and went as near them as possible. On in a very sensible manner. M. Montwhich they made a signal for weighing, calm the French General, knowing that and the British fleet formed a line ; but Lord London, with the greatest part of the French, on further thought, took in the regular troops, was at Halifax, took their signal, and lay quiet. Adm. Hol- that opportunity to march from Canada burne, with his squadron, continued to towards Lake George, about the mid: cruise off Louisburg till Sept. 24. when, dle of July, at the head of 10 or 11,000 being ten leagues Coath of that port, to men, as letters from New York gave wards the evening it began to blow very out. On the ad of Auguft he arrived hard at eaft; but the wind veering at Fort William-Henry, which is fitua. sound to the southward, it blew a per. ted on the hithermost point of the lake, fed hurricane, and continued violent till in a direct line from Albany to Crownnear eleven next day. Ten ships of the point, and about forty miles from the line were dismarted; of which the fol. latter. This fort was garrisoned by alowing eight, with Rear- Adm. Sir bout 2500 men, commanded by Le Charles Hardy, and Com. Holmes, ar. Cols Monro and Young, Montcalm o. rived at Spithead and Portsmouth about pened the trenches before it on the 3d, the beginning of November, viz. the and sent Cel. Monro the following letter, Invincible, Grafton, Devonshire, Cap. of that date. "Sir, I have this morn. tain, Nassau, Sunderland, Windsor, and ing invested your place with a numerous Eagle. The other two difmasted lips, army, a superior artillery, and all the with the rest of the squadron, except the favages from the higher parts of the Tilbury, which is thought to be loft, country; the cruelty of whom a detach: got into Halifax, with Adm. Holburne ment of your garrison have lately too in the Newark. 'Tis said, that if the much experienced (426.]. I am obliged in storm had continued three hours longer, humanity to defire you to surrender your and the wind not changed, the whole fort. I have it yet in my power to reBritish squadron muft have perished. Atrain the favages, and to oblige them
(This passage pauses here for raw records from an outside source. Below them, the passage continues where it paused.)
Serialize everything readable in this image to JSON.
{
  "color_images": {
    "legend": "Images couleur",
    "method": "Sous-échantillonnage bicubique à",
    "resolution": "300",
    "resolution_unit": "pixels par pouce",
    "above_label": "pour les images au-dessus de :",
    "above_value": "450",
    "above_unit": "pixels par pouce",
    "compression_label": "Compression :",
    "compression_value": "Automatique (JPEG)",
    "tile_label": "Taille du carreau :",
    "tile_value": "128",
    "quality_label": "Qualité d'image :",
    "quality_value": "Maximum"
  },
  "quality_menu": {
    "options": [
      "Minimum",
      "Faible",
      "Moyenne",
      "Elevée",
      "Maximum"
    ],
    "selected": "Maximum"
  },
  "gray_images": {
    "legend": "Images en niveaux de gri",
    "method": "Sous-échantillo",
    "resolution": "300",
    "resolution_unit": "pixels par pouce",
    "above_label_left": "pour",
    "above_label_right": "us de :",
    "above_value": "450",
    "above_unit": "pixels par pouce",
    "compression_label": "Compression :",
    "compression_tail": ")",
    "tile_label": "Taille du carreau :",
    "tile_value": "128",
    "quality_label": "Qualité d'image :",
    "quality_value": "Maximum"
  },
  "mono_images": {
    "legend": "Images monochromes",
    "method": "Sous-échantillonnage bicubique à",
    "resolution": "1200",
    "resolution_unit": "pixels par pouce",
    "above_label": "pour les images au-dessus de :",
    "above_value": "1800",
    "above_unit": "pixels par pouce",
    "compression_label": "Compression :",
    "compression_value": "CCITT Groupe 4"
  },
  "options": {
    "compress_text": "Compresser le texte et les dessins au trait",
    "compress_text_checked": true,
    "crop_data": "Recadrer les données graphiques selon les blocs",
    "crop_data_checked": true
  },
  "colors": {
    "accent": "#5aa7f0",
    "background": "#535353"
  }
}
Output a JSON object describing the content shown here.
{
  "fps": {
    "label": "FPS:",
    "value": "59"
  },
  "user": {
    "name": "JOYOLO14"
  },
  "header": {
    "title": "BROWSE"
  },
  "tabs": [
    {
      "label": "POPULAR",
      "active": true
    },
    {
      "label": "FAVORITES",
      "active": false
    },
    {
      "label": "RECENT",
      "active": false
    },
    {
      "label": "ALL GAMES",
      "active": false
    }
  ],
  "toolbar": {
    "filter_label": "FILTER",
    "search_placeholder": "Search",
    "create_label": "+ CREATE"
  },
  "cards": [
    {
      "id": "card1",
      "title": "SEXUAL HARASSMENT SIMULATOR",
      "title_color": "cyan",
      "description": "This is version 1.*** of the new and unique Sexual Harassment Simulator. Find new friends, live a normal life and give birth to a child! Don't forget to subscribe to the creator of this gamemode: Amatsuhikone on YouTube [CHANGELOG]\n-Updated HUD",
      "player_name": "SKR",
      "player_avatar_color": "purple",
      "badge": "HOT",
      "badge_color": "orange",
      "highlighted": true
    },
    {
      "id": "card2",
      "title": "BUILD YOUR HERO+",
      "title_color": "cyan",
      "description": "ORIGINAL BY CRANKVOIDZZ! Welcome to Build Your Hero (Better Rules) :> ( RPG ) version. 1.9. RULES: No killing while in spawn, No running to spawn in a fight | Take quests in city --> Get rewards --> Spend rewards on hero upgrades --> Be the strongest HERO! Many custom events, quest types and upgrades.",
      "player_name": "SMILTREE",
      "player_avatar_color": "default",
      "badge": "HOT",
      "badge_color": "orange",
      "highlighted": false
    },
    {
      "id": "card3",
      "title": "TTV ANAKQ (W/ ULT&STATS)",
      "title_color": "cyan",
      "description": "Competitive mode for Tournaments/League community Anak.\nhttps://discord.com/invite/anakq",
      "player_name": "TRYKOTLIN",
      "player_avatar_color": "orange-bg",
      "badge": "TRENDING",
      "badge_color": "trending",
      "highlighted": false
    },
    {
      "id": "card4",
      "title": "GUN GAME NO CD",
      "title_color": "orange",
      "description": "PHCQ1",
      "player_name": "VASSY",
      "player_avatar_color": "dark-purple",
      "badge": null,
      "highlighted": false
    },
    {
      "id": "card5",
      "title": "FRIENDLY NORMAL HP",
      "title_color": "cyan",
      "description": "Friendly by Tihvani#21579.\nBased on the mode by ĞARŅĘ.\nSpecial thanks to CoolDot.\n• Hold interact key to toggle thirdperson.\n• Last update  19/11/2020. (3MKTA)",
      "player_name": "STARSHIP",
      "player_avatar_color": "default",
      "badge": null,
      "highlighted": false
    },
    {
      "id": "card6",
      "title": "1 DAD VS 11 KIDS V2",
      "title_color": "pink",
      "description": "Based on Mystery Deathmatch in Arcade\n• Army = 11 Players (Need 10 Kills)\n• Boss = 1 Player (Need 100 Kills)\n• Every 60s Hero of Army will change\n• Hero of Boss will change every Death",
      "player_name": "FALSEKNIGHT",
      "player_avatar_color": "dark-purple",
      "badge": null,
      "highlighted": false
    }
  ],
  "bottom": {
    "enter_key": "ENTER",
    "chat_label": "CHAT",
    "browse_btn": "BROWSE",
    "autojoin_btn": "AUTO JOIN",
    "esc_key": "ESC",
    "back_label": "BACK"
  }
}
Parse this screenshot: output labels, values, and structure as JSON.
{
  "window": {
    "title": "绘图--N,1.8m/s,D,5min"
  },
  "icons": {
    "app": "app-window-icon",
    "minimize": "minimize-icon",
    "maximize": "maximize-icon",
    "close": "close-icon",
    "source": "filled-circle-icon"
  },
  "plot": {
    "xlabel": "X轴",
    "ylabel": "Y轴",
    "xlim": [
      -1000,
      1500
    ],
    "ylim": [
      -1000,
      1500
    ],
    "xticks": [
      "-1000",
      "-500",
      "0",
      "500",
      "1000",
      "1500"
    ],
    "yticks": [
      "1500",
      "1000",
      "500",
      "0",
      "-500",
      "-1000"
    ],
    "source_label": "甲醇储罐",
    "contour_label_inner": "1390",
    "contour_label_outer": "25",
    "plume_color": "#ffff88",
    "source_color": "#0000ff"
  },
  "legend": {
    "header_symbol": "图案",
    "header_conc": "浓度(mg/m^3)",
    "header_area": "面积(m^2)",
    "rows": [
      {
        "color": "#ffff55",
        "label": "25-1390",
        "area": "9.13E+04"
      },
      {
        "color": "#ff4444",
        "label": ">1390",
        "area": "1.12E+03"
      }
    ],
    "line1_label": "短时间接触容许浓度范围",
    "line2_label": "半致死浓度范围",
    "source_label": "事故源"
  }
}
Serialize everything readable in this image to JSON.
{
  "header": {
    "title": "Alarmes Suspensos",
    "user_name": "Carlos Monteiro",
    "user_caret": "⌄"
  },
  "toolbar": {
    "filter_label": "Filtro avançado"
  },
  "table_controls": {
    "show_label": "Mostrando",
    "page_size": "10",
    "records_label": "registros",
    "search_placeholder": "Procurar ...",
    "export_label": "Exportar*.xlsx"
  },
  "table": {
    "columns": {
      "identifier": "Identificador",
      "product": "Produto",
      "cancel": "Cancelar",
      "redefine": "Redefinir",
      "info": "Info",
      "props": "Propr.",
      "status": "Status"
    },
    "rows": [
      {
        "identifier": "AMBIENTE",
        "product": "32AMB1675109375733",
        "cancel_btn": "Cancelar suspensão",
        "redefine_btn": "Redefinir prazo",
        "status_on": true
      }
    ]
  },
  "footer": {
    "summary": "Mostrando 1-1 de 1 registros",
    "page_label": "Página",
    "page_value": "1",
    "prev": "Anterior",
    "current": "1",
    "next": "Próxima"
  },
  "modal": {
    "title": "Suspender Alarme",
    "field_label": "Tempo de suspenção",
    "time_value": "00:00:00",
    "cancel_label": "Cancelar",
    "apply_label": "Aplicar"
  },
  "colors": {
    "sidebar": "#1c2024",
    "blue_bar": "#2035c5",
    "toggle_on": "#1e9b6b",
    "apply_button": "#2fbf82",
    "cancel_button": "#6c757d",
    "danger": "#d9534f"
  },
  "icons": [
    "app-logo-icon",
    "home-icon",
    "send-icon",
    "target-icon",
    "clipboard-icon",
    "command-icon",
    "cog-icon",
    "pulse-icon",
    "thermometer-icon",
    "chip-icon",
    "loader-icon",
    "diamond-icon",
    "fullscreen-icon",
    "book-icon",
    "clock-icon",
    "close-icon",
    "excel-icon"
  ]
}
A letter from Fort Edward on Lake to observe a capitulation, as hitherto George, of July 12. bears, that in the none of them are killed; which will not afternoon of that day came in eleven of a þe in my power in other circumstances
, s party of thirty men who had been sent and your infiiting on defending your out on a scout near the narrows,'under fort, can only retard the loss of it a the command of Lieut. Vanaght of the few days, and must of neceffity expose provincials; the lieutenant and the rest an unhappy garrison, who can receive of the party having been killed and scalp- no succours, considering the precautions ed by the enemy:
And letters from I have taken. 1.demand a decisive anAlbany, dated July 25. bear, that, on swer immediately; for which purpose ! the morning of the 23d, the advanced have sent you the Sieur Funebrune, one guards at Fort Edward were attacked of my aids.de.camp. You may credit by a party of Indians armed with bows what he will inform you as from me. and arrows, who killed eight of the I am, &C.-What answer Col. Mon. guards before they were discovered ; that ro returned to this letter, we have not afistance being sent to them, the In. heard. Gen. Webb was then at Fors dians retreated to the woods; but that Edward ; and Col. Monro sent several eleven of the British were killed, eight expresses, earnestly dekring him to march, of which were scalped, and several much with all the force he could collect, to his wounded.
affiftance. In answer, he received the folu The ftrength of the French in Cana. lowing letter, dated, Fort Edward, Aug.4. da this year has been variously talked twelve at noon, and which contribue of; fome accounts computing them at ted not a little to the surrender of Fort 10 or 12,000 ; others at 3000, and those William-Henry. " Sir, I am directed Very fickly, and in want of provisions. by Gen, Webb to acknowledge the te But the British have felt their frength ceipt of three of your letters, two bean.